» **Dataset entries**:
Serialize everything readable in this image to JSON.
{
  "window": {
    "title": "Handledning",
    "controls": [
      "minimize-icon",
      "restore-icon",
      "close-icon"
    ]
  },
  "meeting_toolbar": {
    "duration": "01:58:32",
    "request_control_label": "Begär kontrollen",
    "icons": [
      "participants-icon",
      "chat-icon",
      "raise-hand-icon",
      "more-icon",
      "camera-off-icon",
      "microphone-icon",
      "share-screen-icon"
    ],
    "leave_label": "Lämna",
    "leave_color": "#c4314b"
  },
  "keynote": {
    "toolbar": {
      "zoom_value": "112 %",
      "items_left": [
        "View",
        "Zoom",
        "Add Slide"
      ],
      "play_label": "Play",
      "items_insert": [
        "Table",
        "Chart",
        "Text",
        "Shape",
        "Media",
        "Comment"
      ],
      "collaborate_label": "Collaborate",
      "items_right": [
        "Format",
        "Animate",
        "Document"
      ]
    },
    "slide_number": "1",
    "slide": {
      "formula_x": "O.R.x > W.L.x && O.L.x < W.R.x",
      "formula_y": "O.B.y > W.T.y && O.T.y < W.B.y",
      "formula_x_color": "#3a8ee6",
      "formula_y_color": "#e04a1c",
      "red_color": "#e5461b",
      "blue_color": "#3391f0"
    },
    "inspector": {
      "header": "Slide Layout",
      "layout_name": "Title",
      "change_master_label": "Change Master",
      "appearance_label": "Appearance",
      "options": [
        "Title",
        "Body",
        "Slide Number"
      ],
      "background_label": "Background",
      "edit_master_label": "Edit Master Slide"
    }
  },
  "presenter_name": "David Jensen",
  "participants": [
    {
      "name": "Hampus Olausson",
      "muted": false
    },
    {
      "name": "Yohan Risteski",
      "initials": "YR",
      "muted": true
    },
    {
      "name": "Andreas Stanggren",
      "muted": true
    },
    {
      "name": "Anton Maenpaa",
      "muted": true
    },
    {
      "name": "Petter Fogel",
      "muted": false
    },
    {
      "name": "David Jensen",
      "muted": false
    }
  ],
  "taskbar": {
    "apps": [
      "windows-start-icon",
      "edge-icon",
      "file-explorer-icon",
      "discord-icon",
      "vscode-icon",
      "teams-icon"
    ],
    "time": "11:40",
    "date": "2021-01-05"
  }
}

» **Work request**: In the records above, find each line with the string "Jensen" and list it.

» **Response box**:
  "presenter_name": "David Jensen",
      "name": "David Jensen",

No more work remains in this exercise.